## Brief
Each line of the records containing "Awin" is to be copied out and returned.

## Supplied information

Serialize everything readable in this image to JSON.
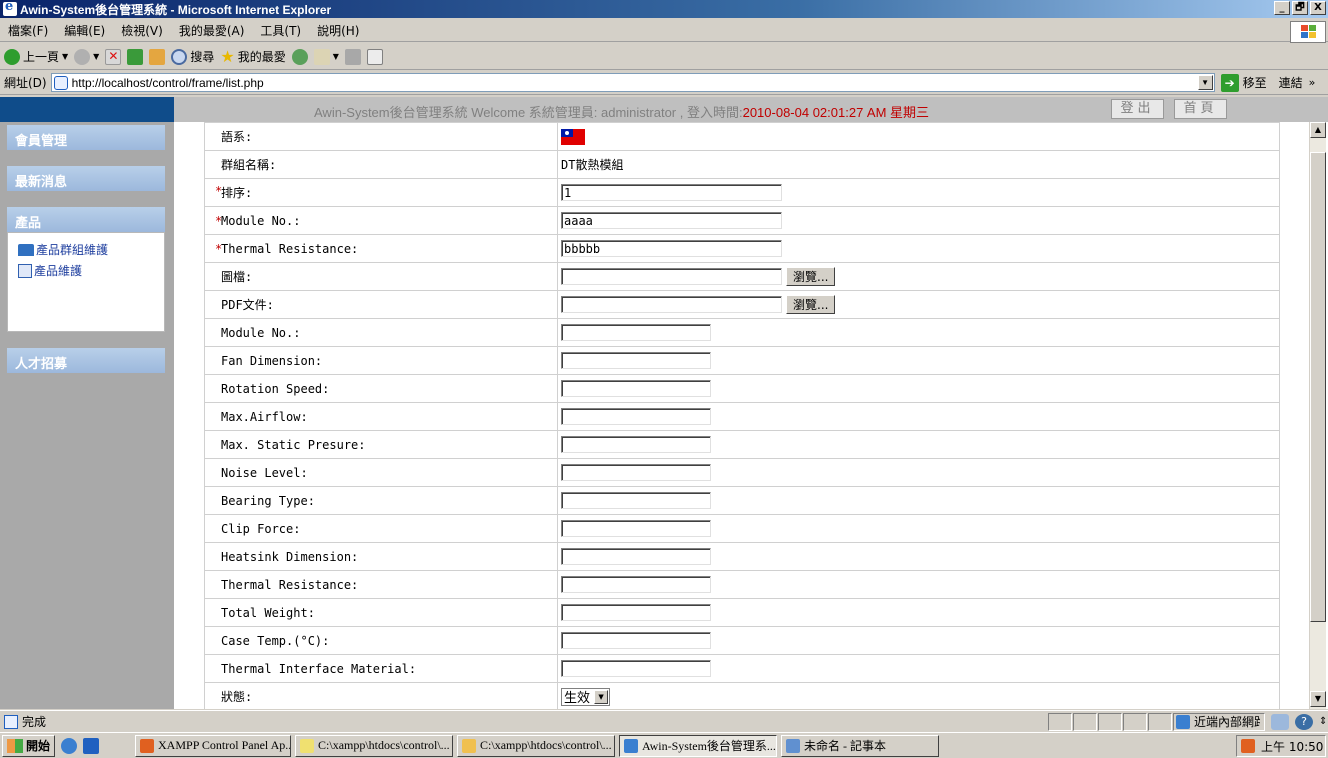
{
  "window": {
    "title": "Awin-System後台管理系統 - Microsoft Internet Explorer",
    "controls": [
      "_",
      "🗗",
      "X"
    ]
  },
  "menubar": {
    "items": [
      "檔案(F)",
      "編輯(E)",
      "檢視(V)",
      "我的最愛(A)",
      "工具(T)",
      "說明(H)"
    ]
  },
  "toolbar": {
    "back_label": "上一頁",
    "search_label": "搜尋",
    "favorites_label": "我的最愛"
  },
  "addressbar": {
    "label": "網址(D)",
    "url": "http://localhost/control/frame/list.php",
    "go_label": "移至",
    "links_label": "連結",
    "more": "»"
  },
  "header": {
    "welcome": "Awin-System後台管理系統  Welcome 系統管理員: administrator ,  登入時間:",
    "login_time": "2010-08-04 02:01:27 AM 星期三",
    "logout_label": "登出",
    "home_label": "首頁"
  },
  "sidebar": {
    "categories": [
      "會員管理",
      "最新消息",
      "產品",
      "人才招募"
    ],
    "product_links": [
      "產品群組維護",
      "產品維護"
    ]
  },
  "form": {
    "language_label": "語系:",
    "group_label": "群組名稱:",
    "group_value": "DT散熱模組",
    "order_label": "排序:",
    "order_value": "1",
    "module_no_label": "Module No.:",
    "module_no_value": "aaaa",
    "thermal_res_label": "Thermal Resistance:",
    "thermal_res_value": "bbbbb",
    "image_label": "圖檔:",
    "pdf_label": "PDF文件:",
    "browse_label": "瀏覽...",
    "spec_labels": [
      "Module No.:",
      "Fan Dimension:",
      "Rotation Speed:",
      "Max.Airflow:",
      "Max. Static Presure:",
      "Noise Level:",
      "Bearing Type:",
      "Clip Force:",
      "Heatsink Dimension:",
      "Thermal Resistance:",
      "Total Weight:",
      "Case Temp.(°C):",
      "Thermal Interface Material:"
    ],
    "status_label": "狀態:",
    "status_value": "生效",
    "required_mark": "*"
  },
  "statusbar": {
    "text": "完成",
    "zone": "近端內部網路"
  },
  "taskbar": {
    "start_label": "開始",
    "tasks": [
      "XAMPP Control Panel Ap...",
      "C:\\xampp\\htdocs\\control\\...",
      "C:\\xampp\\htdocs\\control\\...",
      "Awin-System後台管理系...",
      "未命名 - 記事本"
    ],
    "clock": "上午 10:50"
  }
}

## Completed exercise
    "title": "Awin-System後台管理系統 - Microsoft Internet Explorer",
    "welcome": "Awin-System後台管理系統  Welcome 系統管理員: administrator ,  登入時間:",
      "Awin-System後台管理系...",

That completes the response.